*RECORD EXCERPTS*:

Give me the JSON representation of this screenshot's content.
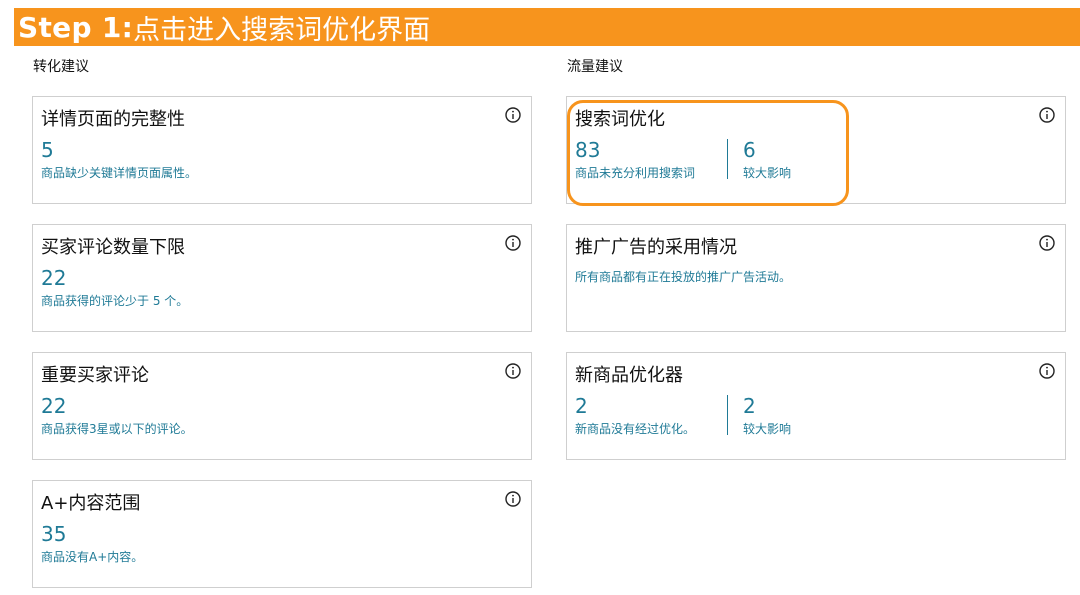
{
  "banner": {
    "step_label": "Step 1:",
    "text": "点击进入搜索词优化界面"
  },
  "sections": {
    "conversion_title": "转化建议",
    "traffic_title": "流量建议"
  },
  "conversion_cards": [
    {
      "title": "详情页面的完整性",
      "value": "5",
      "desc": "商品缺少关键详情页面属性。"
    },
    {
      "title": "买家评论数量下限",
      "value": "22",
      "desc": "商品获得的评论少于 5 个。"
    },
    {
      "title": "重要买家评论",
      "value": "22",
      "desc": "商品获得3星或以下的评论。"
    },
    {
      "title": "A+内容范围",
      "value": "35",
      "desc": "商品没有A+内容。"
    }
  ],
  "traffic_cards": [
    {
      "title": "搜索词优化",
      "value1": "83",
      "desc1": "商品未充分利用搜索词",
      "value2": "6",
      "desc2": "较大影响"
    },
    {
      "title": "推广广告的采用情况",
      "desc": "所有商品都有正在投放的推广广告活动。"
    },
    {
      "title": "新商品优化器",
      "value1": "2",
      "desc1": "新商品没有经过优化。",
      "value2": "2",
      "desc2": "较大影响"
    }
  ],
  "icons": {
    "info": "info-circle-icon"
  },
  "colors": {
    "banner": "#F7941D",
    "highlight": "#F7941D",
    "value_text": "#1f7a96",
    "card_border": "#cfcfcf"
  }
}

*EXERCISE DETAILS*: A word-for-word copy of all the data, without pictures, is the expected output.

*SOLUTION TO THIS TASK*:
Give me the JSON representation of this screenshot's content.
{
  "banner": {
    "step_label": "Step 1:",
    "text": "点击进入搜索词优化界面"
  },
  "sections": {
    "conversion_title": "转化建议",
    "traffic_title": "流量建议"
  },
  "conversion_cards": [
    {
      "title": "详情页面的完整性",
      "value": "5",
      "desc": "商品缺少关键详情页面属性。"
    },
    {
      "title": "买家评论数量下限",
      "value": "22",
      "desc": "商品获得的评论少于 5 个。"
    },
    {
      "title": "重要买家评论",
      "value": "22",
      "desc": "商品获得3星或以下的评论。"
    },
    {
      "title": "A+内容范围",
      "value": "35",
      "desc": "商品没有A+内容。"
    }
  ],
  "traffic_cards": [
    {
      "title": "搜索词优化",
      "value1": "83",
      "desc1": "商品未充分利用搜索词",
      "value2": "6",
      "desc2": "较大影响"
    },
    {
      "title": "推广广告的采用情况",
      "desc": "所有商品都有正在投放的推广广告活动。"
    },
    {
      "title": "新商品优化器",
      "value1": "2",
      "desc1": "新商品没有经过优化。",
      "value2": "2",
      "desc2": "较大影响"
    }
  ],
  "icons": {
    "info": "info-circle-icon"
  },
  "colors": {
    "banner": "#F7941D",
    "highlight": "#F7941D",
    "value_text": "#1f7a96",
    "card_border": "#cfcfcf"
  }
}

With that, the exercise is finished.